In Costa Rica the known localities are inside protected areas, but there is no particular legislation for the protection of fungal species, and specific programs for this taxa are needed.
Global warming mitigation.

Site/area protectionResource & habitat protectionInternational level

Research needed

Needed research includes the taxonomic study of specimens collected in Costa Rica, in order verify its identity. Also research is needed to explore the presence of the species in protected areas in Mexico with mountain cloud forest.

TaxonomyPopulation size, distribution & trendsArea-based Management Plan

Use and Trade

This species is hallucinogenic, and even when there are no reports of it use as part of ceremonies or other rituals in Mexico, it is suspected to be consumed as a recreational practice. In Mexico its consumption is considered banned by the applicable law, but this is not enforced consistently.

Food - human

Bibliography
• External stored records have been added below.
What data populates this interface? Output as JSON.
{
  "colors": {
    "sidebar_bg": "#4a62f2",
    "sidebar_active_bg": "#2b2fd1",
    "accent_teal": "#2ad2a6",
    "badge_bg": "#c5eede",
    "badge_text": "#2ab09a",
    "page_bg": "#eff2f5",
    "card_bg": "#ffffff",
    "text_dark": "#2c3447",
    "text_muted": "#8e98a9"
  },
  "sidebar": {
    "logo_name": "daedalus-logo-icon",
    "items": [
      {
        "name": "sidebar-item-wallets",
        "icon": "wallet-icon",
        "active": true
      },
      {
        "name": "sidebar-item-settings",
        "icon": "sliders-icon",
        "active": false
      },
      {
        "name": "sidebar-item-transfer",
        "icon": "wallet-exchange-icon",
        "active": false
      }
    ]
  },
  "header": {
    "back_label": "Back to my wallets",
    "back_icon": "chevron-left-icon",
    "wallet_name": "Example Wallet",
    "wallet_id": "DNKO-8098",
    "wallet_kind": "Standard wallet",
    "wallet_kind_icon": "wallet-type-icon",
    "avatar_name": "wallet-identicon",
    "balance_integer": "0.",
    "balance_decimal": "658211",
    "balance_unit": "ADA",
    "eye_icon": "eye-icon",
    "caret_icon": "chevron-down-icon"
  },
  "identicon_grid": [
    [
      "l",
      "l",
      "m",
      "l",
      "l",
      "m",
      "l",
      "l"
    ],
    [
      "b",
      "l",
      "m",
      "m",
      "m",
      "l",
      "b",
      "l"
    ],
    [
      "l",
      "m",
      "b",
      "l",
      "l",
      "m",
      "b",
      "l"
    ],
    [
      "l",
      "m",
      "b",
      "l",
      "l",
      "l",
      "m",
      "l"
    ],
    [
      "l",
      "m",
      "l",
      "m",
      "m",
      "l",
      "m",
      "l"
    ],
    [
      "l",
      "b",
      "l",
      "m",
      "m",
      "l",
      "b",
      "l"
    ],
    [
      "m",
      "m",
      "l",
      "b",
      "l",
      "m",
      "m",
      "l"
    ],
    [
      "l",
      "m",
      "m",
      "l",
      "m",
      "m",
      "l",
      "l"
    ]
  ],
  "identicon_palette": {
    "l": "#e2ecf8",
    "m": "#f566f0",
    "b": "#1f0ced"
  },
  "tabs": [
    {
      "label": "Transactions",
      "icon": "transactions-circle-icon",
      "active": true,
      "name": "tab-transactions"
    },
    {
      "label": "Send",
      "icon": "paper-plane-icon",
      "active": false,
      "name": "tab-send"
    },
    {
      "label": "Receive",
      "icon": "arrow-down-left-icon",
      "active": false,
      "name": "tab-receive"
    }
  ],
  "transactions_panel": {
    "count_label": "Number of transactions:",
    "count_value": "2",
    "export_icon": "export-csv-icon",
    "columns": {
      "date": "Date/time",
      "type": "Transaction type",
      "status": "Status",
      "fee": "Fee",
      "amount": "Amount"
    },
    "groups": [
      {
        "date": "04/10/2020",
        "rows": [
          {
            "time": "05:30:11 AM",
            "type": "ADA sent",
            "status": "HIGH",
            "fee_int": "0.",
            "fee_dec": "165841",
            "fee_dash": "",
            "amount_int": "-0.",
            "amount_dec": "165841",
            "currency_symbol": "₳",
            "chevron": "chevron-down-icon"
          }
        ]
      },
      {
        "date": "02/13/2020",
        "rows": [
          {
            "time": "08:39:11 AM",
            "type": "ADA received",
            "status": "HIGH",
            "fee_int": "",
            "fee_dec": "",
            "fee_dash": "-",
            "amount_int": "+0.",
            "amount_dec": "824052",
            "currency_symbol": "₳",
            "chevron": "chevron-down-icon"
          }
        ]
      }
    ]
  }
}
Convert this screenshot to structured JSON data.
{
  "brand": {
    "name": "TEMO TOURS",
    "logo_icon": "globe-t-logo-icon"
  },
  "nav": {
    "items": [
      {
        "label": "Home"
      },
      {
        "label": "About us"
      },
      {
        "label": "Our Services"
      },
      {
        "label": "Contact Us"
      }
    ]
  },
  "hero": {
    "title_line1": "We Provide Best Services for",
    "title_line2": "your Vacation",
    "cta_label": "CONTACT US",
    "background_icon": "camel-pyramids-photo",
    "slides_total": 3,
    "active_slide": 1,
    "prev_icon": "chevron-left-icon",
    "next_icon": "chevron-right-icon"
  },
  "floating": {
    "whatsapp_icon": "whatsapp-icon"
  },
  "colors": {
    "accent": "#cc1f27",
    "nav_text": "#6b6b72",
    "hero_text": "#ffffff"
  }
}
Brown, A.D. y Kappelle, M. (2001). Introducción a los bosques nublados del Neotrópico:una síntesis regional. INBio.
Del Olmo-Ruíz, M., • García-Sandoval, R., Alcántara-Ayala, O., Véliz, M., Luna-Vega, I. (2017). Current knowledge of fungi from Neotropical montane cloud forests: distributional patterns and composition. Biodivers. Conserv. 26, 1919–1942.
Gual-Díaz, M. y Rendón Correa, A. . (2014). Bosques mesófilos de montaña de México, diversidad, ecología y manejo. México: CONABIO.
Guzmán, G. (2005). Species Diversity of the Genus Psilocybe (Basidio- mycotina, Agaricales, Strophariaceae) in the World Mycobiota, with Special Attention to Hallucinogenic Properties. International Journal of Medicinal Mushrooms, 7, 305-331.
Guzmán, G., Jacobs, J. Q., Ramírez-Guillén, F., Murrieta, D. y Gándara, E. (2005). The Taxonomy of Psilocybe fagicola-complex. The Journal of Microbiology, 43(2), 158-165
Guzmán, G. (1983). The genus Psilocybe. Nova Hedwigia 74, Cramer.
Guzmán, G. (1995). Supplement to the monograph of the genus Psilocybe. Taxonomic Monographs of Agaricales. Bibliotheca Mycologica 159, 91-141.
Guzmán, G., Horak, E., Halling, R., Ramírez-Guillén, F. (2009). Further studies on Psilocybe from thr Caribbean, Central America and South America, with descriptions of new species and remarks to new records. Sidowia 61, 215-242.
Ochoa-Ochoa, L.M., Mejía-Domínguez, N.R., Bezaury-Creel, J. (2017). Priorización para la Conservación de los Bosques de Niebla en México. Ecosistemas 26(2), 27-37.
Ponce-Reyes, R., Nicholson, E., Baxter, P. W. J., Fuller, R. A. and Possingham, H. (2013). Extinction risk in cloud forest fragments under climate change and habitat loss. Diversity and Distributions 19, 518–529.
Ramírez-Cruz, V. (2010). Taxonomía y análisis filogenético del género Psilocybe sensu lato (Fungi, Agaricales). Tesis de Doctorado en Ciencias en Biosistemática, Ecología y Manejo de Recursos Naturales y Agrícolas. Universidad de Guadalajara, México.
Ramírez-Cruz,V.,  Guzmán, G., Villalobos-Arámbula, A.R., Rodríguez, A., Matheny, P.B., Sánchez-García, M. and Guzmán-Dávalos, L. (2013). Phylogenetic inference and trait evolution of the psychedelic mushroom genus Psilocybe sensu lato (Agaricales). Botany 91, 573–591.
Sánchez-Ramos, G. y Dirzo, R. (2014). El bosque mesó lo de montaña: un ecosistema prioritario amenazado . En Bosques mesófilos de montaña de México, diversidad, ecología y manejo(109-139). México: CONABIO.

SEMARNAT (2010). Norma Oficial Mexicana NOM-059-ECOL-2010. Protección ambiental. Especies nativas de México de flora y fauna silvestres. Categorías de riesgo y especificaciones para su inclusión, exclusión o cambio. Lista de especies en riesgo. Diario Oficial de la Federación, 30 de Diciembre de 2010.


Country occurrence

Regional Population and Trends

Country Trend Redlisted